Considering its importance, it is surprising to learn that historically the borough of Greenwich was poorly served by cinemas.The Trafalgar Cinema opened on 26 December 1912. A small classical building, it served Greenwich until 30 September 1937 when it was joined by the far larger Granada, a typically lavish ‘30s super-cinema. These two flourished until the 1950s when all cinemas fell victim to the success of television and audiences fell dramatically. The Trafalgar, which had become an Odeon in 1945, was the first to close and it became a car showroom in 1960, finally being demolished in 1998.
The Granada closed in 1968 to become a bingo hall and was recently gutted for conversion into residential use. The neighbouring towns of Deptford, Lewisham and Woolwich all had far superior cinemas, some of which survive with listed status (Woolwich Granada – now a bingo hall, Woolwich Odeon – now a church) but most have sadly been demolished, including the spectacular art-deco Odeon at Deptford and the lavish Gaumont in Lewisham.

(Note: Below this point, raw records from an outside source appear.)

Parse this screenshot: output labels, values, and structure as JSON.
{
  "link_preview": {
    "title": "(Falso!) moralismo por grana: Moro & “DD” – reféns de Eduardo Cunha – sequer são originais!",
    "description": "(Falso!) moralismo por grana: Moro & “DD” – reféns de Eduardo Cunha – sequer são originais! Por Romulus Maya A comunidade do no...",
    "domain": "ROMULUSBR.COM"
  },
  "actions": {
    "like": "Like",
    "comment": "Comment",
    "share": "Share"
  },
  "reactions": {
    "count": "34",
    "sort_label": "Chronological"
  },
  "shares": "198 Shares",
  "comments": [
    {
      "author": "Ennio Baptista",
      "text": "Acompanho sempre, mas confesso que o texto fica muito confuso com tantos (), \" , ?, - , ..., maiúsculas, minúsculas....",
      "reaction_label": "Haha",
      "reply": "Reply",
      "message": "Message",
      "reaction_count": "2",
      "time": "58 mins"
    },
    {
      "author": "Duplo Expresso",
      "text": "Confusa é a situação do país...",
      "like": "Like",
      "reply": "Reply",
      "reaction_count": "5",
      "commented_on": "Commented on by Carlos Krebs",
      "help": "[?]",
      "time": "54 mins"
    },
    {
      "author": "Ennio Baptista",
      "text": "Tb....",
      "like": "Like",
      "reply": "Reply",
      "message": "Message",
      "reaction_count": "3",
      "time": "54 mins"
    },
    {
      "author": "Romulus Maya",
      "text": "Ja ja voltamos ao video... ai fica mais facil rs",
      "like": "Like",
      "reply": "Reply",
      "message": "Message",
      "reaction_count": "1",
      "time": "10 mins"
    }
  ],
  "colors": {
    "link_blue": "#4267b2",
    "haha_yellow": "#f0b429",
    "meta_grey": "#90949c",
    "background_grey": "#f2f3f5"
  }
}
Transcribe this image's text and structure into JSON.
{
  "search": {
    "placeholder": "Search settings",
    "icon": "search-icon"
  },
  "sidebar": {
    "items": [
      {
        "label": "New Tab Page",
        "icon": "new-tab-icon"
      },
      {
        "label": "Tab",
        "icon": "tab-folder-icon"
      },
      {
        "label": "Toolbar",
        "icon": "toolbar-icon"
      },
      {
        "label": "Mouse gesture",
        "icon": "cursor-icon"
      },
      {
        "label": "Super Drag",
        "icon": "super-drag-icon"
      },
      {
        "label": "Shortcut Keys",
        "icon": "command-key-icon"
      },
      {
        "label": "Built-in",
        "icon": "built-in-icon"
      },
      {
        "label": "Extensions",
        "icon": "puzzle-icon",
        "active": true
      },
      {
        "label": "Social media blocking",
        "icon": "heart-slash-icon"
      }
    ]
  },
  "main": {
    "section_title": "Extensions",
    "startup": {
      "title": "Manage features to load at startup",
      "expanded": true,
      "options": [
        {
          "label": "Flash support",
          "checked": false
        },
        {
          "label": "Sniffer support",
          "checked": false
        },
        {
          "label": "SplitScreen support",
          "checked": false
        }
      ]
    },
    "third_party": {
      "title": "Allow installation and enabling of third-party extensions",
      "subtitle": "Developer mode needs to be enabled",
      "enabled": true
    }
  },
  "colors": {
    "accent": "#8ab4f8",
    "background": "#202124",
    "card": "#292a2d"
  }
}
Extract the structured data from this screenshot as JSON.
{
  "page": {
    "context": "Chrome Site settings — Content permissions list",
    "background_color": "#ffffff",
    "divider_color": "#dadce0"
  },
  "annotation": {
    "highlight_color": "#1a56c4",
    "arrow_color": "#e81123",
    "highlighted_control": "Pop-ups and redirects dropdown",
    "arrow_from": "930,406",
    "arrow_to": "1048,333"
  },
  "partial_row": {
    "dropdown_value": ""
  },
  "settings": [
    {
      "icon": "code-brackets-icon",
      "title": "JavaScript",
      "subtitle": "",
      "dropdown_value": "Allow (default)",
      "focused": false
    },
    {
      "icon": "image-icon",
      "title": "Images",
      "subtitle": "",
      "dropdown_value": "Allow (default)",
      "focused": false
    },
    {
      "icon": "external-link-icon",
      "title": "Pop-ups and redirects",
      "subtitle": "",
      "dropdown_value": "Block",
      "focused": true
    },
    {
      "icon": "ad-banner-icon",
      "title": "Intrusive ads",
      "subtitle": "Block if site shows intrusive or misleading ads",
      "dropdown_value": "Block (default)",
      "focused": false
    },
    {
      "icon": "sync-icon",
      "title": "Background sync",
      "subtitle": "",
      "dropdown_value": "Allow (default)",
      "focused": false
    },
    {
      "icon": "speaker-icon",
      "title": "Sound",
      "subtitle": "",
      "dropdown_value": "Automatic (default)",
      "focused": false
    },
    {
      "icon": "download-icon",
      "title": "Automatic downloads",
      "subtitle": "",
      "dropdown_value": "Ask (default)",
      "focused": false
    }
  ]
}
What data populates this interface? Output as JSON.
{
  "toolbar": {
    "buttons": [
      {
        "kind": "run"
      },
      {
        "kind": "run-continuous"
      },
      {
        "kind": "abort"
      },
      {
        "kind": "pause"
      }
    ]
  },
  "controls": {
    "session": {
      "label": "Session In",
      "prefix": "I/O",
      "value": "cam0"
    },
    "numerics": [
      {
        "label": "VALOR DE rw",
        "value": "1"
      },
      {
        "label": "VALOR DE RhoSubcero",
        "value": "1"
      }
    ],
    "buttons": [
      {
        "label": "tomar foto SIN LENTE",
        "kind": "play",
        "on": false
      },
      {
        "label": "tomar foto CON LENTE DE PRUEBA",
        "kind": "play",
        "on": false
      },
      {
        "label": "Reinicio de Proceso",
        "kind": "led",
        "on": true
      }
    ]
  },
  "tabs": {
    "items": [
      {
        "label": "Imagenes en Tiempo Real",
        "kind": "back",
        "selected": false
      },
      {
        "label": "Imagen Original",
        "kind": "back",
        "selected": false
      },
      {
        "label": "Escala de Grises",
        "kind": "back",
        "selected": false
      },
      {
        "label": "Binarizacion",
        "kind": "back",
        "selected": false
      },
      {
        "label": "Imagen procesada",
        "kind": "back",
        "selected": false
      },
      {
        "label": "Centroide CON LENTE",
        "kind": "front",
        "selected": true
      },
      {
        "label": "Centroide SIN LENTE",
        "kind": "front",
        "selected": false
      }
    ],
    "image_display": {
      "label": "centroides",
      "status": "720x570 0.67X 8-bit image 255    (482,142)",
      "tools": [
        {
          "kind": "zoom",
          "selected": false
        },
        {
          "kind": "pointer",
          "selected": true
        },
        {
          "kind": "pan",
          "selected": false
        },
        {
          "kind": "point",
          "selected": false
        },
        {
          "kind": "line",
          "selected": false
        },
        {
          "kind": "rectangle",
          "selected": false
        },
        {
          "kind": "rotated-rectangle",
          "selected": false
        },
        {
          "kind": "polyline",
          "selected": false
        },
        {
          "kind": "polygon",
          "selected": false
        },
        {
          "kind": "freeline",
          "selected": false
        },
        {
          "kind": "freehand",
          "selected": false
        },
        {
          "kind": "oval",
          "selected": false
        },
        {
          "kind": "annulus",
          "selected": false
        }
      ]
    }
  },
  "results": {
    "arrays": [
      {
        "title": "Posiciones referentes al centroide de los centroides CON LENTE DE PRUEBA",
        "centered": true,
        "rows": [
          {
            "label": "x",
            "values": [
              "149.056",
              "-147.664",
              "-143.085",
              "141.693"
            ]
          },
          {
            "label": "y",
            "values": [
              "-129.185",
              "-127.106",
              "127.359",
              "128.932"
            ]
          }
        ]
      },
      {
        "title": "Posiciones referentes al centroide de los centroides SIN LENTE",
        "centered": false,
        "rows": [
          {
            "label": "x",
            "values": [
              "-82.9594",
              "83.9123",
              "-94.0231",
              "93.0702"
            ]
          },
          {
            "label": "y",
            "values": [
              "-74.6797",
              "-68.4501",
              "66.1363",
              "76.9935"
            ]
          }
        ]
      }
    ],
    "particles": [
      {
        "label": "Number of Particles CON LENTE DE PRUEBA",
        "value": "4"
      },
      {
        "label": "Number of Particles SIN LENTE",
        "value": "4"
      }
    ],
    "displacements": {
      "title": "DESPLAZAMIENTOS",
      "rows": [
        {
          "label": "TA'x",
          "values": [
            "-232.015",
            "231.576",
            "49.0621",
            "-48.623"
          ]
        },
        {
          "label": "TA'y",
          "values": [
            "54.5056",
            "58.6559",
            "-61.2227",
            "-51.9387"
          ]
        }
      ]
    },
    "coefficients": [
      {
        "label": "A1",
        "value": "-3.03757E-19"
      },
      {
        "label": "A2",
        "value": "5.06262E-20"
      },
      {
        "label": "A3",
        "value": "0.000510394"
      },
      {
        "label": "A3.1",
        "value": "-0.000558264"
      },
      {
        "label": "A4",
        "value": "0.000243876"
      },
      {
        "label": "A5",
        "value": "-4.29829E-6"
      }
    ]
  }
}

In something of a turn-around, Greenwich is now the best-served of these locations in terms of its cinemas.
In the multiplex building boom of the 1980s, when most developments were in out-of-town locations, Greenwich was unique in having a council-funded development in the town centre. The Greenwich Cinema was a modern purpose- built three-screen cinema designed by Howard and Unick. Opening in 1989, the cinema was an instant success and continued to do solid business until out-of-town multiplex competition opened nearby. The cinema closed in 2002.
City Screen, the UK’s leading independent cinema operator which runs some of London’s most cherished cinemas including the Ritzy, the Gate and the Clapham and Stratford Picturehouses, stepped in to rescue the building and transformed it into a five-screen venue, including a flexible basement screening area with its own lounge bar (which also hosts music and comedy events), a bar and two restaurants. The architects for the conversion were Panter Hudspith who have previously worked with City Screen to create award-winning cinemas.
The British Music Experience was a permanent exhibition, taking up more than 20,000 square feet, installed into The O₂ Bubble, part of The O₂ in Greenwich, London. Opened with a private concert by The View in March 2009, it featured a retrospective look at the British music industry since 1944. The museum closed on 30 April 2014 and announced it was looking for a new home.
Spearheaded by music mogul Harvey Goldsmith, designed by Land Design Studio and funded by The O₂ owners AEG, BME was created to fill a gap in the UK Heritage sector for Rock and Pop Music. Previously, the National Centre for Popular Music in Sheffield had attempted to achieve this but failed to attract visitors and was eventually closed.
The British Music Experience has been set up as a charitable trust and has been funded by £9.5m worth of investment from AEG who hope to recoup their costs within five years. Sponsorship agreements with The Performing Rights Society, Gibson Guitars and Sennheiser amongst others have helped establish the exhibition.
Destination Star Trek LondonDistance: 1.2 miTourist Information sandstone lane London, United Kingdom E161XL